The two brothers, Wilbur and Orville Wright, were self-taught engineers and bicycle shop owners from Dayton, Ohio who were obsessed with the idea of “piloted” flight. They designed and built early prototype gliders that they attempted to fly in 1900 and 1901 in Kitty Hawk. Wilbur Wright eventually glided about 100 meters in 1901, but the brothers knew their early prototype was still unpredictable and some of the data they had gathered seemed to be invalid. Disappointed yet still full of faith, they returned home to Dayton and built a wind tunnel to obtain new data and update the flyer design.
In 1902, they returned to the Kitty Hawk camp and the 1902 Wright Flyer completed 600 glides. The brothers were convinced they had graduated from unpredictable glider to working airplane. The 1903 version would feature breakthrough innovation with a lightweight engine and original propeller design.
The 1903 Wright Flyer was heavier than expected, weighing in at 275 kilograms. This was five times heavier than the 1902 version and the brothers weren’t sure the engine would be powerful enough to lift the plane off the ground. This is when they came up with the idea of the launching rail system, which gave the plane enough momentum to take off. (Prior to this, helpers from the Kitty Hawk camp just ran carrying the wings of the much lighter gliders to launch them into the air.)
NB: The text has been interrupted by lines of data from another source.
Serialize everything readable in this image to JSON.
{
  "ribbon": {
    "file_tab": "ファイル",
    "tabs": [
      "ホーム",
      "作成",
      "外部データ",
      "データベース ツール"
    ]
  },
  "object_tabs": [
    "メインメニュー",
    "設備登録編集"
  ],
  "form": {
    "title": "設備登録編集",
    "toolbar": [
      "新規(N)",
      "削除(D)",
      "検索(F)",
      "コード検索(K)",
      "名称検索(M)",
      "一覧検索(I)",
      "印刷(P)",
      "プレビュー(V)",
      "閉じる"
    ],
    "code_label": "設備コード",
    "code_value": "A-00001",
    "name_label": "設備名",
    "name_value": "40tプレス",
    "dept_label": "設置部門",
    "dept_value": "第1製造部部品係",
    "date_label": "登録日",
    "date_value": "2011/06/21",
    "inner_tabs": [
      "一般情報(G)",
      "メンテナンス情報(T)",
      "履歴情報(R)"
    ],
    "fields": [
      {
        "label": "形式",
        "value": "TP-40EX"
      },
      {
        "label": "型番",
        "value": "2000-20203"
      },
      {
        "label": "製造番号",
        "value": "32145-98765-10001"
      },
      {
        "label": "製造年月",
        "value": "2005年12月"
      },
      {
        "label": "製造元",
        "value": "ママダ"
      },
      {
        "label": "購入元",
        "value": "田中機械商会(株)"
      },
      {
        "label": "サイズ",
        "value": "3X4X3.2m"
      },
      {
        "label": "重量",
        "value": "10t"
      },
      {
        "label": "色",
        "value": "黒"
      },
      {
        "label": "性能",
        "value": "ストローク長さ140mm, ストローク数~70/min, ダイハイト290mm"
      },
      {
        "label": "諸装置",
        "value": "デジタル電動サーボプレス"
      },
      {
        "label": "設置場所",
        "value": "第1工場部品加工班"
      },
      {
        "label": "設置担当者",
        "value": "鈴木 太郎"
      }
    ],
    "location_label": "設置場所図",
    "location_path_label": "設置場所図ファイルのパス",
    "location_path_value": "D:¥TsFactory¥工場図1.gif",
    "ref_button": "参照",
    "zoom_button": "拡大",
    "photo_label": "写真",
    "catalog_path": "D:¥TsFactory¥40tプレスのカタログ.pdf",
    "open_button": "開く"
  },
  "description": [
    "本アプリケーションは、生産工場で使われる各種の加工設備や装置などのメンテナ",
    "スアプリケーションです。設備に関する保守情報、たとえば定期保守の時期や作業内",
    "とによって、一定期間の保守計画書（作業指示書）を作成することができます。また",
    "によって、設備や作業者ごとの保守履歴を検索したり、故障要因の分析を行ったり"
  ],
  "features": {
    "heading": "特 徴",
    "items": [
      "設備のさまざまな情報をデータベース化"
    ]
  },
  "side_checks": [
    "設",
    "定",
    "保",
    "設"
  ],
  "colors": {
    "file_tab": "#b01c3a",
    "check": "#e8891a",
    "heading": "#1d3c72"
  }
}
On December 17th, 1903, at precisely 10:35 am, Orville Wright lifted off from the launching rail at Kitty Hawk and flew for 12 seconds at an altitude of 8 feet, landing 120 feet away. The Wright Flyer hit a top speed of 6.8 mph with 34 mph winds. With both brothers piloting, they completed three more flights that day, reaching 852 feet in 59 seconds and a top altitude of 10 feet.